We asked our Director in Beijing, Vivienne Song about how she’ll celelebrating Chinese New Year!
With the Year of the Monkey around the corner, we wanted to find out how the people of Beijing would be gearing up for the festivities! We asked China Travel Outbound’s Vivienne Song, to tell us how she will be celebrating this year.
Hi Vivienne! How are you going to be celebrating Chinese New Year this year?
The 7 day long holiday allows us time to spend with our parents, as both my husband and I are not originally from Beijing and so our parents live in other cities.
How are your friends/ family celebrating?

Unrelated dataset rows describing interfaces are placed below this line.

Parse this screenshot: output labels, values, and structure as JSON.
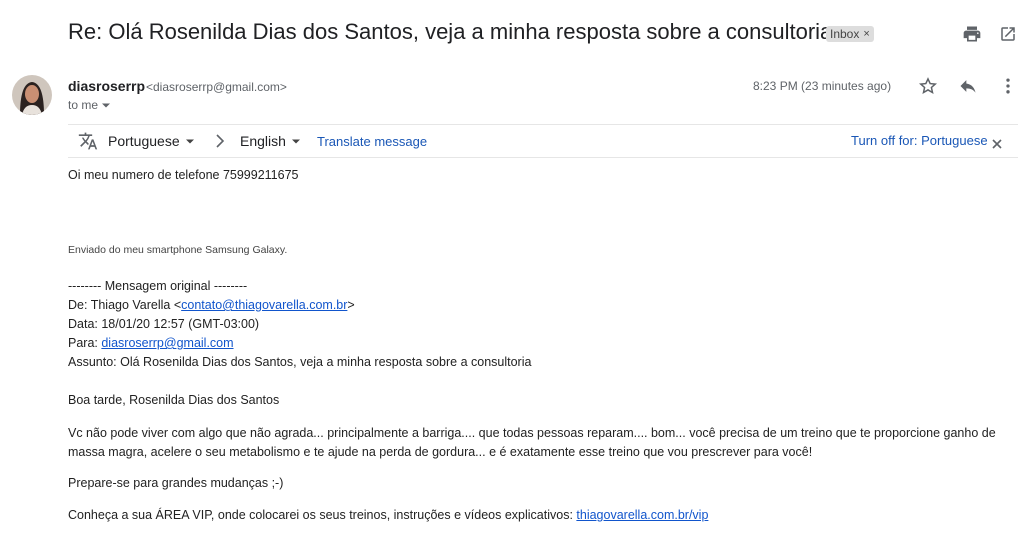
{
  "subject": "Re: Olá Rosenilda Dias dos Santos, veja a minha resposta sobre a consultoria",
  "label": {
    "text": "Inbox",
    "remove": "×"
  },
  "sender": {
    "name": "diasroserrp",
    "email": "<diasroserrp@gmail.com>"
  },
  "to": "to me",
  "time": "8:23 PM (23 minutes ago)",
  "translate": {
    "from_lang": "Portuguese",
    "to_lang": "English",
    "translate_link": "Translate message",
    "turn_off": "Turn off for: Portuguese"
  },
  "message": {
    "line1": "Oi meu numero de telefone 75999211675",
    "signature": "Enviado do meu smartphone Samsung Galaxy.",
    "orig_header": "-------- Mensagem original --------",
    "from_label": "De: Thiago Varella <",
    "from_email": "contato@thiagovarella.com.br",
    "from_end": ">",
    "date_line": "Data: 18/01/20 12:57 (GMT-03:00)",
    "to_label": "Para: ",
    "to_email": "diasroserrp@gmail.com",
    "subject_line": "Assunto: Olá Rosenilda Dias dos Santos, veja a minha resposta sobre a consultoria",
    "greeting": "Boa tarde, Rosenilda Dias dos Santos",
    "para1": "Vc não pode viver com algo que não agrada... principalmente a barriga.... que todas pessoas reparam.... bom... você precisa de um treino que te proporcione ganho de massa magra, acelere o seu metabolismo e te ajude na perda de gordura... e é exatamente esse treino que vou prescrever para você!",
    "para2": "Prepare-se para grandes mudanças ;-)",
    "para3_text": "Conheça a sua ÁREA VIP, onde colocarei os seus treinos, instruções e vídeos explicativos: ",
    "para3_link": "thiagovarella.com.br/vip"
  },
  "icons": {
    "print": "print-icon",
    "popout": "open-in-new-window-icon",
    "star": "star-icon",
    "reply": "reply-icon",
    "more": "more-vert-icon",
    "translate": "translate-icon"
  },
  "colors": {
    "link": "#1155cc",
    "accent_blue": "#1a57b6"
  }
}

Similarly to at Thanksgiving, most Chinese will return back to their hometown to celebrate the New Year with family. For married women, you would normally be expected to follow your husband to spend the holiday with his family.
Chinese New Year is really about family gathering, visiting relatives and having dinner together. Before, there were many traditions, like lighting fireworks and making traditional delicacies, but now due to the air pollution many places are prohibiting fireworks, and more and more families are choosing to go restaurants instead of making dinner at home.
The kids definately have the most fun; they get dressed up in new clothes, and collect Hong Bao (red packets containing money) from relatives. Normally, the relatives who are already married give Hong Bao to the kids.
What sort of gifts are you buying your family this year?
Every year I buy different gifts for my parents and parents-in-law, something like jewellery or a new ipad. This year I bought them an air cleaner for both car and home use, as we had terrible air pollution this winter.
What is your favourite part of New Year’s celebrations in China?
The best thing about this week is doing nothing but being a kid again!
What sort of things go on in Beijing?
There is a temple fair of folk custom, a very old tradition in Beijing, where they sell all kinds of New Year stuff and local delicacies. It’s quite like a Christmas market.
What (if anything) makes celebrating ‘the Year of the Monkey’ different than in other years?
Well, there’s really no difference. Only the Year of the Dragon tends to be more of a topic in China, since we always call ourselves ‘the descendants of the Dragon’.
Xin Nian Kuai Le sing nee-ann koo-why ler (Happy New Year) to all our Chinese friends!